Task directions: Pictures aside, repeat every record below exactly.

Stored data:
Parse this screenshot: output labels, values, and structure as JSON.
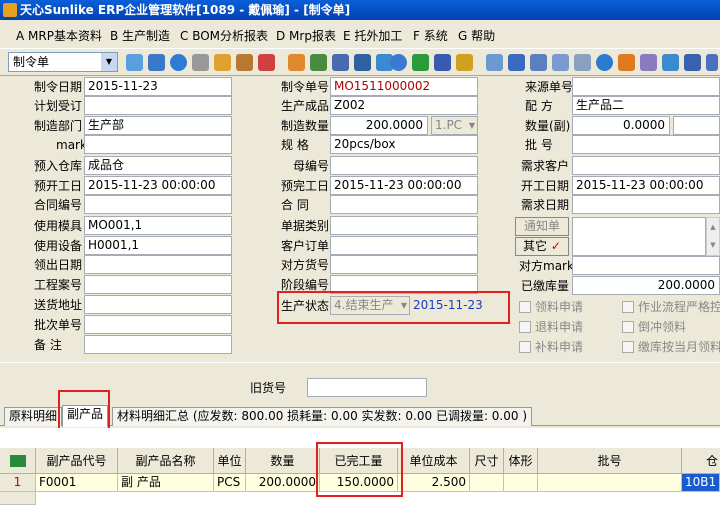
{
  "window": {
    "title": "天心Sunlike ERP企业管理软件[1089 - 戴佩瑜] - [制令单]"
  },
  "menu": [
    "A MRP基本资料",
    "B 生产制造",
    "C BOM分析报表",
    "D Mrp报表",
    "E 托外加工",
    "F 系统",
    "G 帮助"
  ],
  "toolbar": {
    "combo": "制令单"
  },
  "form": {
    "left": [
      {
        "label": "制令日期",
        "value": "2015-11-23"
      },
      {
        "label": "计划受订",
        "value": ""
      },
      {
        "label": "制造部门",
        "value": "生产部"
      },
      {
        "label": "mark",
        "value": ""
      },
      {
        "label": "预入仓库",
        "value": "成品仓"
      },
      {
        "label": "预开工日",
        "value": "2015-11-23 00:00:00"
      },
      {
        "label": "合同编号",
        "value": ""
      },
      {
        "label": "使用模具",
        "value": "MO001,1"
      },
      {
        "label": "使用设备",
        "value": "H0001,1"
      },
      {
        "label": "领出日期",
        "value": ""
      },
      {
        "label": "工程案号",
        "value": ""
      },
      {
        "label": "送货地址",
        "value": ""
      },
      {
        "label": "批次单号",
        "value": ""
      },
      {
        "label": "备    注",
        "value": ""
      }
    ],
    "mid": [
      {
        "label": "制令单号",
        "value": "MO1511000002"
      },
      {
        "label": "生产成品",
        "value": "Z002"
      },
      {
        "label": "制造数量",
        "value": "200.0000",
        "unit": "1.PC"
      },
      {
        "label": "规    格",
        "value": "20pcs/box"
      },
      {
        "label": "母编号",
        "value": ""
      },
      {
        "label": "预完工日",
        "value": "2015-11-23 00:00:00"
      },
      {
        "label": "合    同",
        "value": ""
      },
      {
        "label": "单据类别",
        "value": ""
      },
      {
        "label": "客户订单",
        "value": ""
      },
      {
        "label": "对方货号",
        "value": ""
      },
      {
        "label": "阶段编号",
        "value": ""
      }
    ],
    "status": {
      "label": "生产状态",
      "value": "4.结束生产",
      "date": "2015-11-23"
    },
    "right": [
      {
        "label": "来源单号",
        "value": ""
      },
      {
        "label": "配    方",
        "value": "生产品二"
      },
      {
        "label": "数量(副)",
        "value": "0.0000"
      },
      {
        "label": "批    号",
        "value": ""
      },
      {
        "label": "需求客户",
        "value": ""
      },
      {
        "label": "开工日期",
        "value": "2015-11-23 00:00:00"
      },
      {
        "label": "需求日期",
        "value": ""
      }
    ],
    "notice_button": "通知单",
    "other_button": "其它",
    "other_check": "✓",
    "right2": [
      {
        "label": "对方mark",
        "value": ""
      },
      {
        "label": "已缴库量",
        "value": "200.0000"
      }
    ],
    "checks": [
      "领料申请",
      "退料申请",
      "补料申请",
      "作业流程严格控",
      "倒冲领料",
      "缴库按当月领料"
    ],
    "old_label": "旧货号",
    "old_value": ""
  },
  "tabs": [
    "原料明细",
    "副产品",
    "材料明细汇总 (应发数: 800.00 损耗量: 0.00 实发数: 0.00 已调拨量: 0.00 )"
  ],
  "grid": {
    "columns": [
      "副产品代号",
      "副产品名称",
      "单位",
      "数量",
      "已完工量",
      "单位成本",
      "尺寸",
      "体形",
      "批号",
      "仓"
    ],
    "rows": [
      [
        "1",
        "F0001",
        "副 产品",
        "PCS",
        "200.0000",
        "150.0000",
        "2.500",
        "",
        "",
        "",
        "10B1"
      ]
    ]
  }
}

Answer space:
Parse this screenshot: output labels, values, and structure as JSON.
{
  "window": {
    "title": "天心Sunlike ERP企业管理软件[1089 - 戴佩瑜] - [制令单]"
  },
  "menu": [
    "A MRP基本资料",
    "B 生产制造",
    "C BOM分析报表",
    "D Mrp报表",
    "E 托外加工",
    "F 系统",
    "G 帮助"
  ],
  "toolbar": {
    "combo": "制令单"
  },
  "form": {
    "left": [
      {
        "label": "制令日期",
        "value": "2015-11-23"
      },
      {
        "label": "计划受订",
        "value": ""
      },
      {
        "label": "制造部门",
        "value": "生产部"
      },
      {
        "label": "mark",
        "value": ""
      },
      {
        "label": "预入仓库",
        "value": "成品仓"
      },
      {
        "label": "预开工日",
        "value": "2015-11-23 00:00:00"
      },
      {
        "label": "合同编号",
        "value": ""
      },
      {
        "label": "使用模具",
        "value": "MO001,1"
      },
      {
        "label": "使用设备",
        "value": "H0001,1"
      },
      {
        "label": "领出日期",
        "value": ""
      },
      {
        "label": "工程案号",
        "value": ""
      },
      {
        "label": "送货地址",
        "value": ""
      },
      {
        "label": "批次单号",
        "value": ""
      },
      {
        "label": "备    注",
        "value": ""
      }
    ],
    "mid": [
      {
        "label": "制令单号",
        "value": "MO1511000002"
      },
      {
        "label": "生产成品",
        "value": "Z002"
      },
      {
        "label": "制造数量",
        "value": "200.0000",
        "unit": "1.PC"
      },
      {
        "label": "规    格",
        "value": "20pcs/box"
      },
      {
        "label": "母编号",
        "value": ""
      },
      {
        "label": "预完工日",
        "value": "2015-11-23 00:00:00"
      },
      {
        "label": "合    同",
        "value": ""
      },
      {
        "label": "单据类别",
        "value": ""
      },
      {
        "label": "客户订单",
        "value": ""
      },
      {
        "label": "对方货号",
        "value": ""
      },
      {
        "label": "阶段编号",
        "value": ""
      }
    ],
    "status": {
      "label": "生产状态",
      "value": "4.结束生产",
      "date": "2015-11-23"
    },
    "right": [
      {
        "label": "来源单号",
        "value": ""
      },
      {
        "label": "配    方",
        "value": "生产品二"
      },
      {
        "label": "数量(副)",
        "value": "0.0000"
      },
      {
        "label": "批    号",
        "value": ""
      },
      {
        "label": "需求客户",
        "value": ""
      },
      {
        "label": "开工日期",
        "value": "2015-11-23 00:00:00"
      },
      {
        "label": "需求日期",
        "value": ""
      }
    ],
    "notice_button": "通知单",
    "other_button": "其它",
    "other_check": "✓",
    "right2": [
      {
        "label": "对方mark",
        "value": ""
      },
      {
        "label": "已缴库量",
        "value": "200.0000"
      }
    ],
    "checks": [
      "领料申请",
      "退料申请",
      "补料申请",
      "作业流程严格控",
      "倒冲领料",
      "缴库按当月领料"
    ],
    "old_label": "旧货号",
    "old_value": ""
  },
  "tabs": [
    "原料明细",
    "副产品",
    "材料明细汇总 (应发数: 800.00 损耗量: 0.00 实发数: 0.00 已调拨量: 0.00 )"
  ],
  "grid": {
    "columns": [
      "副产品代号",
      "副产品名称",
      "单位",
      "数量",
      "已完工量",
      "单位成本",
      "尺寸",
      "体形",
      "批号",
      "仓"
    ],
    "rows": [
      [
        "1",
        "F0001",
        "副 产品",
        "PCS",
        "200.0000",
        "150.0000",
        "2.500",
        "",
        "",
        "",
        "10B1"
      ]
    ]
  }
}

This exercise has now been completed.